|Hajimorad, M - University Of Tennessee|
|Tolin, S - Virginia Tech|
|Whitham, S - Iowa State University|
|Saghai Maroof, M - Virginia Tech|
Submitted to: Molecular Plant Pathology
Publication Type: Peer Reviewed Journal
Publication Acceptance Date: 11/7/2017
Publication Date: 2/14/2018
Citation: Hajimorad, M.R., Domier, L.L., Tolin, S.A., Whitham, S.A., Saghai Maroof, M.A. 2018. Soybean mosaic virus: A successful potyvirus with a wide distribution but restricted natural host range. Molecular Plant Pathology. 19:1563-1579.
Interpretive Summary: This manuscript reviews research on Soybean mosaic virus (SMV), a damaging pathogen of soybean that is present in all soybean-growing areas of the world. SMV infections can significantly reduce seed quantity and quality (e.g., mottled seed coats, reduced seed size and viability, and altered chemical composition). Consequently, researchers have intensively investigated structure of SMV particles and their transmission by aphids and through seed. The structure of the SMV genome and its modes of gene expression have been elucidated. The roles of specific virus-encoded proteins in virulence, recognition by soybean resistance genes and the abilities of some SMV isolates to evade soybean resistance responses have been described. Multiple genes for resistance to SMV have been mapped to narrow regions on soybean chromosomes. Genetic pathways that produce resistance responses to SMV have been characterized. Because of this research, the SMV-soybean pathosystem has become an excellent model for examining the genetics and genomics of a host resistance system of unique complexity in a crop of worldwide importance.
Technical Abstract: Soybean mosaic virus (SMV) is a species within the genus Potyvirus, family Potyviridae. The family includes eight genera and almost a quarter of all known plant RNA viruses affecting agriculturally important plants. The Potyvirus genus is the largest with 160 species. The SMV genome consists of a single-stranded positive-sense polyadenylated RNA of approximately 9.6 kb with a virus-encoded protein (VPg) linked at the 5' terminus.

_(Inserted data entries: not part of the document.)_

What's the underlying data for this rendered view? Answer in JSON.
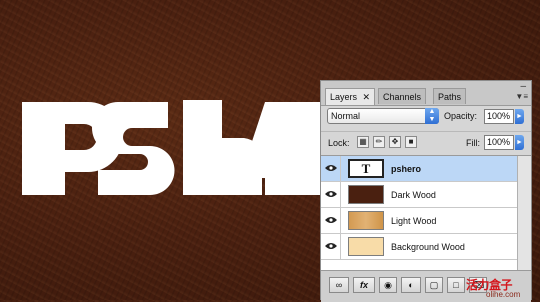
{
  "logo_text": "PSHE",
  "panel": {
    "tabs": [
      {
        "label": "Layers",
        "active": true,
        "close": "✕"
      },
      {
        "label": "Channels",
        "active": false
      },
      {
        "label": "Paths",
        "active": false
      }
    ],
    "close_icon": "panel-close",
    "menu_icon": "panel-menu",
    "blend_mode": "Normal",
    "opacity_label": "Opacity:",
    "opacity_value": "100%",
    "lock_label": "Lock:",
    "fill_label": "Fill:",
    "fill_value": "100%",
    "layers": [
      {
        "name": "pshero",
        "thumb": "T",
        "thumb_type": "text",
        "selected": true
      },
      {
        "name": "Dark Wood",
        "thumb_color": "#4a2010"
      },
      {
        "name": "Light Wood",
        "thumb_color": "#d7a35c"
      },
      {
        "name": "Background Wood",
        "thumb_color": "#f8dca8"
      }
    ],
    "bottom_buttons": [
      "link-icon",
      "fx",
      "mask-icon",
      "adjustment-icon",
      "group-icon",
      "new-layer-icon",
      "trash-icon"
    ],
    "bottom_fx_label": "fx"
  },
  "watermark": "活力盒子",
  "watermark_sub": "olihe.com",
  "colors": {
    "accent_blue": "#2f6fd4",
    "selection": "#bcd7f6",
    "wood": "#4a2010"
  }
}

The genomic RNA contains a single large open reading frame (ORF). The polypeptide produced from the large ORF is processed proteolytically by three viral-encoded proteinases to yield about 10 functional proteins. A small ORF, pipo, is encoded as a fusion protein with the N-terminus of P3 (P3N+PIPO), partially overlapping the P3 cistron. The natural host range of SMV is restricted mostly to two plant species of a single genus; Glycine max (cultivated soybean) and G. soja (wild soybean). The virus is transmitted non-persistently by aphids and by seeds. Variability of SMV is recognized by reactions on cultivars with dominant resistance (R) genes. Recessive resistance genes are unknown. As a consequence of its seed transmissibility, SMV is present in all soybean growing areas of the world. SMV infection has a potential to reduce significantly seed quantity and quality (e.g., mottled seed coats, reduced seed size and viability, and altered chemical composition). The most effective means to manage losses from SMV are planting virus-free seeds and soybean cultivars containing R resistance (R) genes. The interactions of SMV with soybean genotypes containing different dominant R genes and understanding functional role(s) of SMV-encoded proteins in virulence, transmission and pathogenicity have been intensively investigated. Additionally, the genetics of resistance in soybean to SMV has attracted wide interest. The SMV-soybean pathosystem has become an excellent model for examining the genetics and genomics of a host resistance system of unique complexity in a crop of worldwide importance.